Motorcycle enthusiasts Leslie Sofarelli and Cheryl Letkeman are known for taking long road trips around North America on just two wheels, but their latest joyride not only allowed them to live out a dream, but give back to their community as well.
On June 29, the women embarked on a 45-day trip taking them from Maple Ridge, up into northern B.C., across the Yukon and into Alaska in order to collect donations for the Autism Community Training charity group. The charity is close to the couple’s heart as Letkeman’s nephew has autism.
The duo recently returned home on Aug. 11 and estimate they’ve raised $5,000 for ACT.
Prior to their journey, Triumph Canada had heard about their charitable trip and lent the women two Triumph Tiger 800 XCS bikes as part of an extended road test.
That inspired the couple to mount high definition cameras onto their helmets and bikes so they could digitally record their journey for everyone to experience through an online blog.
The duo never experienced any problems with Internet connectivity while camping in remote spots and were able to update their blog on a regular basis.
Overall, they logged 13,603 kilometres in their effort to reach the Arctic Circle and if they could they’d go back.
“It was amazing. It was beyond our expectations. It’s absolutely stunning and beautiful,” Sofarelli, who’s been around motorcycles since childhood, said.
“The landscape is just incredible. The terrain changes so quickly from alpine mountains to tundra and there are no people or buildings. Just one way in and out roads. It’s just very vast, colourful and beautiful.
“At the same time it can be absolutely intimidating with the weather, but the biggest thing we learned was to appreciate the beauty of rain,” she added.
She estimates 94 per cent of their trip was spent riding through heavy rains with temperatures hovering between three and 16 degrees celcius.
The weather wasn’t the only aspect of their trip that wasn’t cooperating. The Triumph bikes lent to the couple had stalling problems, which they documented on their blog.
“Overall the bikes did really well. The bikes did have a stalling issue but as soon as we got to Anchorage Triumph took our bikes to get fixed,” Sofarelli said. “They released a statement on Tuesday saying they’re hoping to get the stalling issue fixed as soon as possible.”
“The bikes had stalling issues for a predominant part of our trip but we just learned to live with it. We would tweak the bikes to keep them going. Triumph wanted to fly us home when we hit Whitehorse but we figured since we learned how to live with it that we wanted to carry on with the rest of the trip.”
According to Sofarelli, most bikers dream of riding either the Dempster Highway in the Yukon or the Dalton Highway in Alaska, which both lead to Arctic circle crossings. The duo took on both but admit the roads’ rough mixture of clay, calcium chloride, shell and rock made it nearly impossible to navigate through the rain.
Despite the rough weather and mechanical problems, the were positive experiences on the trip. The women saw an endless array of wildlife up close, including grizzly bears, bison, cariboo and eagles.
“The bison are humongous.
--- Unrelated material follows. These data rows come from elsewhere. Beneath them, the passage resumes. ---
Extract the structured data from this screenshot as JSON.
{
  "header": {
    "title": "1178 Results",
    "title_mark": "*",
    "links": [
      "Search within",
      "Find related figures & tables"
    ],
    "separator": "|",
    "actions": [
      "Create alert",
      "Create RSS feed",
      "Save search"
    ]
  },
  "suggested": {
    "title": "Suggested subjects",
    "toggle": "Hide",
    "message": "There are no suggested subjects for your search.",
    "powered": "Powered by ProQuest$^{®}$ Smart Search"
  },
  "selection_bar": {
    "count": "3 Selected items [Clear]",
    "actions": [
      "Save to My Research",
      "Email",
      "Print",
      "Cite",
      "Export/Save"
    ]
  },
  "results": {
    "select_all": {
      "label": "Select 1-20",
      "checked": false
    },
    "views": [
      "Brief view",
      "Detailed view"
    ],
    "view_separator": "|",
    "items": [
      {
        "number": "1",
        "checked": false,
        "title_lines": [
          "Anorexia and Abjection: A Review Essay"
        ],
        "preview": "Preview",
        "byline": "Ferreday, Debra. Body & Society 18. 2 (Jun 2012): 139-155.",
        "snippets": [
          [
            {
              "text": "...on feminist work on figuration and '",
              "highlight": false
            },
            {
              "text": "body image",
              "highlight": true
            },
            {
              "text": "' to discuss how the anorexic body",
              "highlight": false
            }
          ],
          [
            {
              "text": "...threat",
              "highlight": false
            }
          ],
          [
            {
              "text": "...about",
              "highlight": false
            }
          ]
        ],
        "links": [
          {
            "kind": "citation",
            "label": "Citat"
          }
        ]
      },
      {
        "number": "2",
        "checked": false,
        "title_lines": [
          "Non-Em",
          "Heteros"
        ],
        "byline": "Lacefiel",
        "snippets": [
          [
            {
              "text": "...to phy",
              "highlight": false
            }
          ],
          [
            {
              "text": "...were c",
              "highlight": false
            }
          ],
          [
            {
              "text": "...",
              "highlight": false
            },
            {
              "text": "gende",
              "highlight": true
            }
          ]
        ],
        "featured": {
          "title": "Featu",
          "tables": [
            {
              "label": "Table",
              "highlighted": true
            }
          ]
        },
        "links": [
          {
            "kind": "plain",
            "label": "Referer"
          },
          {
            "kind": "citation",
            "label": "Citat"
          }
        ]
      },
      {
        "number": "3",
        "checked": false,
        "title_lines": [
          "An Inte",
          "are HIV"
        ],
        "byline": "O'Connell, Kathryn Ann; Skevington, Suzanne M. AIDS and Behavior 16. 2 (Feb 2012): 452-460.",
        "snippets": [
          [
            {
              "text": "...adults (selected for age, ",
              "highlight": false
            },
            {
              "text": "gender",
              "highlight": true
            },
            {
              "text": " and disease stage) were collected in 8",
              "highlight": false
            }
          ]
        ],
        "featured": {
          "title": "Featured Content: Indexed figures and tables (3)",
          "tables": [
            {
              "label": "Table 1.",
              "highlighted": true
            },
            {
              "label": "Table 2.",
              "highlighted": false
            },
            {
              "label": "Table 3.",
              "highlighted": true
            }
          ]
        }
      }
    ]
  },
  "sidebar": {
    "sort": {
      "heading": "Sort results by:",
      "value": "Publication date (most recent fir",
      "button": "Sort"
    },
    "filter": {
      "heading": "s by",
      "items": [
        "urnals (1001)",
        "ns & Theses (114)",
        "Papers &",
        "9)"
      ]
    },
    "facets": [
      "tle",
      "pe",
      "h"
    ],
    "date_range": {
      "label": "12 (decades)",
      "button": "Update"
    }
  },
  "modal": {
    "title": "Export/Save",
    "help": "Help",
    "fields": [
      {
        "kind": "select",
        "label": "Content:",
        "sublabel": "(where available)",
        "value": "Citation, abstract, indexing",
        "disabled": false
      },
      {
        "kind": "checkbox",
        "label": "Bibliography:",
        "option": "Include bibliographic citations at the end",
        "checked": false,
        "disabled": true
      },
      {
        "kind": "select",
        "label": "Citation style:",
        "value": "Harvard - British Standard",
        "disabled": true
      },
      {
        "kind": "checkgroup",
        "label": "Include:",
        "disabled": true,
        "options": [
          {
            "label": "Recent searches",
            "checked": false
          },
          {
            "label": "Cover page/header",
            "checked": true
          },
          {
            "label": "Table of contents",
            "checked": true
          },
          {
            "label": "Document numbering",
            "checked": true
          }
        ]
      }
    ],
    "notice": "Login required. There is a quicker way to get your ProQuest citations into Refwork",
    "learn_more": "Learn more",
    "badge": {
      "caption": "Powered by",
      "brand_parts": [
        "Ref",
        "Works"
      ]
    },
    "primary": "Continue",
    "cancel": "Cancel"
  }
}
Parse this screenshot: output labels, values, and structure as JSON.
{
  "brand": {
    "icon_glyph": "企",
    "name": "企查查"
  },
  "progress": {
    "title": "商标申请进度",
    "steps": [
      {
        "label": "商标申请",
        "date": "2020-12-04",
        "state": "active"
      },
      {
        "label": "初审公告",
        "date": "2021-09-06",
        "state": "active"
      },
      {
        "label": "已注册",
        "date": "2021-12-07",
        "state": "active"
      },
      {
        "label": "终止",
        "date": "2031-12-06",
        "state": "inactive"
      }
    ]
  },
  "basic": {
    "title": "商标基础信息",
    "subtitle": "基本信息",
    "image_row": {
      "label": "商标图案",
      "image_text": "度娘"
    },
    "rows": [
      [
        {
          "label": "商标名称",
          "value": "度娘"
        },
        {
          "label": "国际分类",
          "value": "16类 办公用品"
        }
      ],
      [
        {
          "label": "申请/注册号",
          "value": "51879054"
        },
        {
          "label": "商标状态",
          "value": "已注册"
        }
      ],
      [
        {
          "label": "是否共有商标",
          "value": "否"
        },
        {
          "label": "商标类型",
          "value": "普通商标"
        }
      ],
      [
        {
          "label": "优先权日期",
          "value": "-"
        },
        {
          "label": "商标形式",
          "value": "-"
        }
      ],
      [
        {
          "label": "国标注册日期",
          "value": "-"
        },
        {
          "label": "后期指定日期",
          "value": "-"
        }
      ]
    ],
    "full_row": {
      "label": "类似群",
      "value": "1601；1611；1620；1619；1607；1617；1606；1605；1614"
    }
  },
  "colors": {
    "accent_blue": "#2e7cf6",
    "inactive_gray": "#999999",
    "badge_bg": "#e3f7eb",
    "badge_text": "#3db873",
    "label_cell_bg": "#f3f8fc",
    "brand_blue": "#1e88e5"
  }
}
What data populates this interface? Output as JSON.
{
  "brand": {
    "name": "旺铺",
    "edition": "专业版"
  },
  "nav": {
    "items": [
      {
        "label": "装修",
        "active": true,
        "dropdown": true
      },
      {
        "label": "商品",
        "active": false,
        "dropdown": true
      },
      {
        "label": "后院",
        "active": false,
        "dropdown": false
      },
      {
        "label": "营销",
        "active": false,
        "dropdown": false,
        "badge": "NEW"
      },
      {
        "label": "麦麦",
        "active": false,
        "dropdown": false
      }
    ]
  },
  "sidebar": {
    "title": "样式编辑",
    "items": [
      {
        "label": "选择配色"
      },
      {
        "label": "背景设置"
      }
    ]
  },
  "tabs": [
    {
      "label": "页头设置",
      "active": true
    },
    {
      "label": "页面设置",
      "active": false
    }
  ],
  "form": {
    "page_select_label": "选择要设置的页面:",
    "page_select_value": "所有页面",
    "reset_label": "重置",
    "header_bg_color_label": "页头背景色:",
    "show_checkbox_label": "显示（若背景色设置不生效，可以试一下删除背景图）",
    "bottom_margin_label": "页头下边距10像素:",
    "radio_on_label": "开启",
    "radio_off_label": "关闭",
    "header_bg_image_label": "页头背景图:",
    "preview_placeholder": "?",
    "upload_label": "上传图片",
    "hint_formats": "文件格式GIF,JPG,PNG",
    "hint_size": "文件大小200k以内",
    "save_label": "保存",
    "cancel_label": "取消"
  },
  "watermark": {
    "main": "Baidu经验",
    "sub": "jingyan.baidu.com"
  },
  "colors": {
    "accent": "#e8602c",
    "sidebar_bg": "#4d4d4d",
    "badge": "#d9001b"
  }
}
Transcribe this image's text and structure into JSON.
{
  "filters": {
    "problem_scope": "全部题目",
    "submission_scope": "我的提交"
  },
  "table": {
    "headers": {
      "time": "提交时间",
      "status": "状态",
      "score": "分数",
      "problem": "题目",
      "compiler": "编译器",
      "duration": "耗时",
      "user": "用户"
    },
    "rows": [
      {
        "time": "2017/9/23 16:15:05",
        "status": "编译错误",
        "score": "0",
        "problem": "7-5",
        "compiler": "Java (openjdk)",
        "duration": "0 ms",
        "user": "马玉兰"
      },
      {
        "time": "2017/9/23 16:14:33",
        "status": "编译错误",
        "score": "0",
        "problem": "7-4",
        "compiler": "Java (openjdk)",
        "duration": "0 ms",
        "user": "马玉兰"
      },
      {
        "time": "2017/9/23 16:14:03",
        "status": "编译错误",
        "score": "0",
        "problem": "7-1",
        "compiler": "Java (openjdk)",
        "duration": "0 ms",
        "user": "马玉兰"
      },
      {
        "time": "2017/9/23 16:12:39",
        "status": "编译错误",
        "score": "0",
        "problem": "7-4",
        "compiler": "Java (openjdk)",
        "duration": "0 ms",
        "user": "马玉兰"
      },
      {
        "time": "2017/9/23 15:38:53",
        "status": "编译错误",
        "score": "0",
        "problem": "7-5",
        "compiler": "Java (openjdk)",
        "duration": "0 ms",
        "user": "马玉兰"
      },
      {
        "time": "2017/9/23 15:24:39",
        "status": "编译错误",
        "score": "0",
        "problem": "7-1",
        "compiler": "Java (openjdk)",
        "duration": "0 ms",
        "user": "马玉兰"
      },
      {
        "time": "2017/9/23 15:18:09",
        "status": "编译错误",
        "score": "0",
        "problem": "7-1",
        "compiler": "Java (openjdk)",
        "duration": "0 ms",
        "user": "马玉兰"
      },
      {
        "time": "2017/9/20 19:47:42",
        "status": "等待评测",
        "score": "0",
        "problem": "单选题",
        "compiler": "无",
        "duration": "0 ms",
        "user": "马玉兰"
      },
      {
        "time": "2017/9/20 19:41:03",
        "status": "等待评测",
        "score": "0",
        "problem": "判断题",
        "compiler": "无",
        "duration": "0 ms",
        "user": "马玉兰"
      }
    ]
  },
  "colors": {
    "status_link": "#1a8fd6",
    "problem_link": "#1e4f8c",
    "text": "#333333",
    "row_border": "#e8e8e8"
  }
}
They just stream down the hill and block off the road so of course you have to wait for them to finish,” she said. “We were completely in their territory so we were being as respectful as we can.”
The most memorable moment came on an off day in Alaska where the girls took a private plane ride to the top of Mt. McKinley.
“We actually saw the peak. We are one of 30 per cent of people who got to see the peak on a clear day,” Sofarelli said. “It was so overwhelming. We probably took about 350 pictures in that hour and a half. It was just spectacular.”
Last year the couple ventured off on a road trip to New York. They clocked 11870 km crossing five provinces and 17 states.
“It just goes to show you how big B.C., the Yukon and Alaska really is. We racked up more miles on this trip heading west and north than across country to New York.”
“For us, it’s just the best way to travel. You’re not only experiencing it on two wheels, but you’re in it, you smell it, you feel it and you’re exposed to the elements. Sometimes it does feel like a survival game but it is the most amazing way to travel.”
With the Alaska trip crossed off their bucket list, the couple would like to take a motorcycle trip around the world sometime in the near future . If their plan works out, they would also like to help out more charities as well.
“If we could figure out how to take a leave of absence from work and be prepared financially then that’s what we want to do. Each trip is just getting bigger and bigger but we need to do things big to keep our attention,” Sofarelli added.
“I think most people associate charities with these big rides people do. The biking community is very generous. I think we’ll always be attached to some sort of charity when we ride from now on.”
Even though the charity ride is over, the couple and ACT are still collecting donations
• For more information visit Sofarelli’s blog at advgrrls.com.